And the last journal I want to give a shout out to is…
Heavy Feather Review (Duotrope-reported acceptances 3.77 % / 1.5 avg. days per acceptance). Often produced only in print format, this literary quarterly is devoted to publishing the best fiction–and flash–as well as “poetry, creative nonfiction, drama, or any hybrid thereof.” Unlike many outfits that only call themselves a review, editors Jason Teal and Nathan Floom really do offer some of the most perceptive commentary on contemporary works of poetry and prose on HFR’s website. However, to read their creative offerings, you’ll have to purchase an issue or two. In the latest issue, 3.1, there’s a horn-of-plenty of words to choose from–delectables like any of the impressive grapes from Ryder Collins’ The way the sky was now, a veritable orchard of flash published in its entirety within the issue. A favorite of mine is “A Steampunk Guide to the Apocalypse” with its succulent opening lines:
All timepieces are now defunct. Rip their guts out; climb Big Ben if you can. Trail the innards down empty streets. Pin them to your vintage blouse. Wear them on your fingers as rings.
You’ll find another ripe seedless in Ben Hoffman’s “Downtown” –in which you are an unwitting passenger in the world’s most awkward car ride– a basketball coach, a prospective star player, and the young man’s mother and little sister crinkling through candy wrappers in the backseat.

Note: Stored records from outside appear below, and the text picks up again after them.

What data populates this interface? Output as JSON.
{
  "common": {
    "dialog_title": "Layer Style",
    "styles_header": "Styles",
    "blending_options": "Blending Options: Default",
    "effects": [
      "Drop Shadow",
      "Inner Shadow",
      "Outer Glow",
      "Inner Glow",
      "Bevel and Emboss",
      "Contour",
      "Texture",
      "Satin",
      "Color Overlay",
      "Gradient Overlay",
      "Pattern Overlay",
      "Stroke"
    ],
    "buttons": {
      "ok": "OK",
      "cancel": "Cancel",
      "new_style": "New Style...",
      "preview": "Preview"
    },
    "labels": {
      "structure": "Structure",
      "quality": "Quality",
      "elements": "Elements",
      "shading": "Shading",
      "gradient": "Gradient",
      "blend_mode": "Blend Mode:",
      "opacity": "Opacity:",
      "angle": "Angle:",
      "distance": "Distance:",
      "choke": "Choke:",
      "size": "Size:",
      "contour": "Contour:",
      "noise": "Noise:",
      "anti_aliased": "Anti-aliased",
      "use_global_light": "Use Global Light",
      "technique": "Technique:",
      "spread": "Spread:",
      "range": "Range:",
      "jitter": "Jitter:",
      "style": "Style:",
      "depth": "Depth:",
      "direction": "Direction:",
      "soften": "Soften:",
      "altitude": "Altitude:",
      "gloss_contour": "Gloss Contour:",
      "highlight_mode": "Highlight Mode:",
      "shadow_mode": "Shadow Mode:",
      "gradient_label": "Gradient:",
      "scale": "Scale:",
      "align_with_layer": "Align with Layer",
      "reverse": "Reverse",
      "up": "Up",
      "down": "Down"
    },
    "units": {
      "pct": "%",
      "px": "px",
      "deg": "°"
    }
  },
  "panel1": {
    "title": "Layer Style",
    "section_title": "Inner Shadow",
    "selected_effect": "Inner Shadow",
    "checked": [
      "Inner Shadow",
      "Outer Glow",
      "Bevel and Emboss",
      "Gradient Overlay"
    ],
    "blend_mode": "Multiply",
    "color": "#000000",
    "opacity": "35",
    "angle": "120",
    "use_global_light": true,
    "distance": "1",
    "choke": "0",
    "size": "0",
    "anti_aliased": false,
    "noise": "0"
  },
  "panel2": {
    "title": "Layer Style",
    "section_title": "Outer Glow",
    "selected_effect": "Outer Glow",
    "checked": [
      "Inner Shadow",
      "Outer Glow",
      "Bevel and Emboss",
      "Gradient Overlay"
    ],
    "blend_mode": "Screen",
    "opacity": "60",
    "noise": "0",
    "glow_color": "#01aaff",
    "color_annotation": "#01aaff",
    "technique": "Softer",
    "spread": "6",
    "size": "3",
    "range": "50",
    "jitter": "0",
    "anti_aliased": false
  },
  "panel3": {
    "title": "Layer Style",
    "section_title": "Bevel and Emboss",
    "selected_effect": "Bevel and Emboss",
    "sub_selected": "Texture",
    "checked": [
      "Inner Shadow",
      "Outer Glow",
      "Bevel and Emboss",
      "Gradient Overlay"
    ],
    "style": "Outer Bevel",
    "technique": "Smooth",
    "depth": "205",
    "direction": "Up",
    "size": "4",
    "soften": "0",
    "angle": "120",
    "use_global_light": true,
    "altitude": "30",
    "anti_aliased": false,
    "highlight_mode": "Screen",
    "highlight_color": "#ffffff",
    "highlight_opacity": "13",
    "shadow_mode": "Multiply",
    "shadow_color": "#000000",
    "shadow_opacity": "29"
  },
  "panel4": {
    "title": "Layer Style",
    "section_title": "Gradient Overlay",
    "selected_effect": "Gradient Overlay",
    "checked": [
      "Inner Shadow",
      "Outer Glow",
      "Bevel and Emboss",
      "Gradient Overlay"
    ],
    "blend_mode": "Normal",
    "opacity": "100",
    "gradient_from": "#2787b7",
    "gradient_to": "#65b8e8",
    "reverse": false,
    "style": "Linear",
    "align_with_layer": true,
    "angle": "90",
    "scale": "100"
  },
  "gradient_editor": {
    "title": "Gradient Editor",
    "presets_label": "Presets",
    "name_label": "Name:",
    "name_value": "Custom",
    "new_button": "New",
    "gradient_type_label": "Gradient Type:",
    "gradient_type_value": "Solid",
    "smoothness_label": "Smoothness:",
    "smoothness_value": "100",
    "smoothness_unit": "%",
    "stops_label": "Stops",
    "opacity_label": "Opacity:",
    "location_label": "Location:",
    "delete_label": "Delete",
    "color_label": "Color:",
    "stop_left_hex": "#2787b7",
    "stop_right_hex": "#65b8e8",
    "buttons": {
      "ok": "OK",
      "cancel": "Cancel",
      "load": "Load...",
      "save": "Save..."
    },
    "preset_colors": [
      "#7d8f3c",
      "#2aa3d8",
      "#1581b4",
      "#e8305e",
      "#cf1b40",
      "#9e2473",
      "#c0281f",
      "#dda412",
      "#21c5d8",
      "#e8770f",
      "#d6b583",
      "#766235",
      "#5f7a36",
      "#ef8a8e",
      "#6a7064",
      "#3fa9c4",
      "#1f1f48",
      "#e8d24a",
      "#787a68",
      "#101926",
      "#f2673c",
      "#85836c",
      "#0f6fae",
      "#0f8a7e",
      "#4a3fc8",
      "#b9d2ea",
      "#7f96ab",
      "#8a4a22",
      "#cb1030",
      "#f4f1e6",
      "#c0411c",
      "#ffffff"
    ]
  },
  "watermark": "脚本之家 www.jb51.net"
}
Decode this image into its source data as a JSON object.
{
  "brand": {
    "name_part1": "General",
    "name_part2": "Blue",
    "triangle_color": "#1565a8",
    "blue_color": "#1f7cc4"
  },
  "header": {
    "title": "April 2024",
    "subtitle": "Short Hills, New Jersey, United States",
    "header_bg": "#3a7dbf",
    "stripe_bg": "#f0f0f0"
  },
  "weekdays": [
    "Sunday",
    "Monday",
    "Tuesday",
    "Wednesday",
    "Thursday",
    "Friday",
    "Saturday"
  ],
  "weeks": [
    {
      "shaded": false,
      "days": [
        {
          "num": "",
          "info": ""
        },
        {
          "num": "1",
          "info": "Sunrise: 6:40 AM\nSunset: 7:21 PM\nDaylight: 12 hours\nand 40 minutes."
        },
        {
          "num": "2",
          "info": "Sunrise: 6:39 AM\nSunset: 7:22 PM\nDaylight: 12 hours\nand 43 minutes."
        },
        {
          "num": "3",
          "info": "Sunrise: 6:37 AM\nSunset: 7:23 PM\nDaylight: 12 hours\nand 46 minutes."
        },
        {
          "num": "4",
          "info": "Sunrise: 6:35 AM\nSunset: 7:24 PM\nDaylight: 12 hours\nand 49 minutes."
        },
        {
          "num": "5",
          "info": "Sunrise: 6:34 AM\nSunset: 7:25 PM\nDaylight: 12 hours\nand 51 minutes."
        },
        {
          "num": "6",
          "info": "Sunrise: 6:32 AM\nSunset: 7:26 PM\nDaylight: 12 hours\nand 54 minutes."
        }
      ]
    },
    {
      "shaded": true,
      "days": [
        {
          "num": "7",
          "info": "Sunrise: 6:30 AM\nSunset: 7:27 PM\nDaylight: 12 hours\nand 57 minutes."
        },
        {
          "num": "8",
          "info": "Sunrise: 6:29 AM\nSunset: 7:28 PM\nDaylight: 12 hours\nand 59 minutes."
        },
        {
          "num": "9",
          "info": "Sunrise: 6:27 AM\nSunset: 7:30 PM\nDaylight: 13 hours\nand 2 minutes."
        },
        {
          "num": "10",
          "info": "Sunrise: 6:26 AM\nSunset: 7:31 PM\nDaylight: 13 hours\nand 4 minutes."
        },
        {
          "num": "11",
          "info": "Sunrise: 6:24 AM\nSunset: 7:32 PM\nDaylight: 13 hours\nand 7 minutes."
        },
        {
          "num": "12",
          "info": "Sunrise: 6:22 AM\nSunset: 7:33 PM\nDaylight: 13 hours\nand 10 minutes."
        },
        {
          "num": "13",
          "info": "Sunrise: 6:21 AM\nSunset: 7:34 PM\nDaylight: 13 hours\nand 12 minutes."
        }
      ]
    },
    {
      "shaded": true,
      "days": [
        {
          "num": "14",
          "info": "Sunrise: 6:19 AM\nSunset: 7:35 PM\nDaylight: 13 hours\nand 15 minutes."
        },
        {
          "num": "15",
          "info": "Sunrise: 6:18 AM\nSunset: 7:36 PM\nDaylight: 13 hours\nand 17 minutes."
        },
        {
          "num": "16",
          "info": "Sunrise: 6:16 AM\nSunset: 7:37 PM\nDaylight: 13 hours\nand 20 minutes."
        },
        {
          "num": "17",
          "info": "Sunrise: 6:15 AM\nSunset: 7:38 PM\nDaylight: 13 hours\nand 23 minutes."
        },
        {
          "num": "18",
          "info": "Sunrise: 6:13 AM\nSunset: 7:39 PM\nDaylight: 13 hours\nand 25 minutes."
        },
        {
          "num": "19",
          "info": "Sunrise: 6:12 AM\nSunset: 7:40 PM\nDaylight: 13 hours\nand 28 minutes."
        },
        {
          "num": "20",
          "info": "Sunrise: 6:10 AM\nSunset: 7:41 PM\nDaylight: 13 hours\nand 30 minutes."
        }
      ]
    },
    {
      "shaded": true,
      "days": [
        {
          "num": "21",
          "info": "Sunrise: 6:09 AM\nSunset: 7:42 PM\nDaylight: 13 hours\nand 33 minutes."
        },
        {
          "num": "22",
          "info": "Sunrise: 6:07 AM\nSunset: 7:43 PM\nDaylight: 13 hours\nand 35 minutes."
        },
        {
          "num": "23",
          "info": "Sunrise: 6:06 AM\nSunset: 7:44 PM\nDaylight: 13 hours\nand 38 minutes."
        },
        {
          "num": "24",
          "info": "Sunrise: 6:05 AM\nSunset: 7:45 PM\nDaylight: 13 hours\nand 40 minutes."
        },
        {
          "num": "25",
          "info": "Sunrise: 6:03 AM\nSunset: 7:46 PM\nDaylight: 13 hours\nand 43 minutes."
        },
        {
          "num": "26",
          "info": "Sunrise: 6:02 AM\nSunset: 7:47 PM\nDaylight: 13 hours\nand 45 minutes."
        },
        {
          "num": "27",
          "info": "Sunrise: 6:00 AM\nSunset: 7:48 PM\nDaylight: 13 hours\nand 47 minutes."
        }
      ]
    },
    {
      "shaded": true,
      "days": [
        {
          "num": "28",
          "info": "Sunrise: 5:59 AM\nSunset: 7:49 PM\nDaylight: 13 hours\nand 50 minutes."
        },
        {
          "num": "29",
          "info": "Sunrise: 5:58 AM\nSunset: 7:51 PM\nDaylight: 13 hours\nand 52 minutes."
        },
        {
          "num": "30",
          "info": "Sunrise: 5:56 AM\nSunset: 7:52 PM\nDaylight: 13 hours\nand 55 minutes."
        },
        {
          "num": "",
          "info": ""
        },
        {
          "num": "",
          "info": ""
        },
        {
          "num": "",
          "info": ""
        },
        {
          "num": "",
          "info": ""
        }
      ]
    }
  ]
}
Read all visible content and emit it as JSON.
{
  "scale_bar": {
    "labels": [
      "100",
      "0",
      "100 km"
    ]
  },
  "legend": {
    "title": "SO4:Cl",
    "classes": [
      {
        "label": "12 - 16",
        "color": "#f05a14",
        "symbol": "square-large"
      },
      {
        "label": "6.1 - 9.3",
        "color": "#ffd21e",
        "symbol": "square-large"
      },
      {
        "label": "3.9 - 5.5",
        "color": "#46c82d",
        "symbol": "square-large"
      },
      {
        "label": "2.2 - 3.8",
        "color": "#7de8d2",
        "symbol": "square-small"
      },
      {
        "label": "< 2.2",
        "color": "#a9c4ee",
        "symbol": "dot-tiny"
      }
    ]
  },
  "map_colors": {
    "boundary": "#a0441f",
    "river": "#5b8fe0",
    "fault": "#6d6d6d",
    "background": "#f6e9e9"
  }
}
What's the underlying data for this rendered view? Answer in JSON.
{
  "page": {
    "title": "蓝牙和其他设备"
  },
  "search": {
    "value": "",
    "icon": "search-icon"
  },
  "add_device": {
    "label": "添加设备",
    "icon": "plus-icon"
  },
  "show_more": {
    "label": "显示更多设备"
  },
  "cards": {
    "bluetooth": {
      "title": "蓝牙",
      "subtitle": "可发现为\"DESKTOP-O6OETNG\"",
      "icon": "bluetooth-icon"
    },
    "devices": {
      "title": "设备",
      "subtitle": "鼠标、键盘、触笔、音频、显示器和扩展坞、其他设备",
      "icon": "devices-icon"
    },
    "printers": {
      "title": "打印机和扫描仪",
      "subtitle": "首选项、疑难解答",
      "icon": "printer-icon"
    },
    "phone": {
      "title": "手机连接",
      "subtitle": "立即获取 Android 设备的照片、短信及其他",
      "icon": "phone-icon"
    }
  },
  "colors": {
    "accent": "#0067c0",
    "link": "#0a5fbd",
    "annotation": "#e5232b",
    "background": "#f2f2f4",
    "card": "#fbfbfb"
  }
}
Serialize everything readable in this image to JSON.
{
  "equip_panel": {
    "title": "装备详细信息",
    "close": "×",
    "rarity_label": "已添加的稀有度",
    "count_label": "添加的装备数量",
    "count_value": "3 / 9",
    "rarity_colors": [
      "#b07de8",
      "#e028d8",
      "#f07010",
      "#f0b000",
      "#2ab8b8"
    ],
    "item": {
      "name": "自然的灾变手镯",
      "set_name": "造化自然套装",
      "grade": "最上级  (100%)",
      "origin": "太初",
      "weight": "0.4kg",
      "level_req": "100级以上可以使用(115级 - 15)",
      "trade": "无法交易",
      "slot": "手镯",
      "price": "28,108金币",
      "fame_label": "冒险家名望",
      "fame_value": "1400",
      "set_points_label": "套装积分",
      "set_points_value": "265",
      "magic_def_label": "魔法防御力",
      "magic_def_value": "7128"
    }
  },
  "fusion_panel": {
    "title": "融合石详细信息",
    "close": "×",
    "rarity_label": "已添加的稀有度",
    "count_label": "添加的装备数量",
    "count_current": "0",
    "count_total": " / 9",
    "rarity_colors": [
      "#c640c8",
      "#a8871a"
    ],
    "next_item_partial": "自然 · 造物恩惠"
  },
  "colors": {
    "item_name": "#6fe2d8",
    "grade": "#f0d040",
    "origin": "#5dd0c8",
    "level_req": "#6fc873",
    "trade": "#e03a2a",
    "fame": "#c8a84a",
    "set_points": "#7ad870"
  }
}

Some naysayers predict the decline of printed journals. So say “yeah” to their “nays” and get yourself an e-book version of this fine journal. You won’t be disappointed. It’s a feast.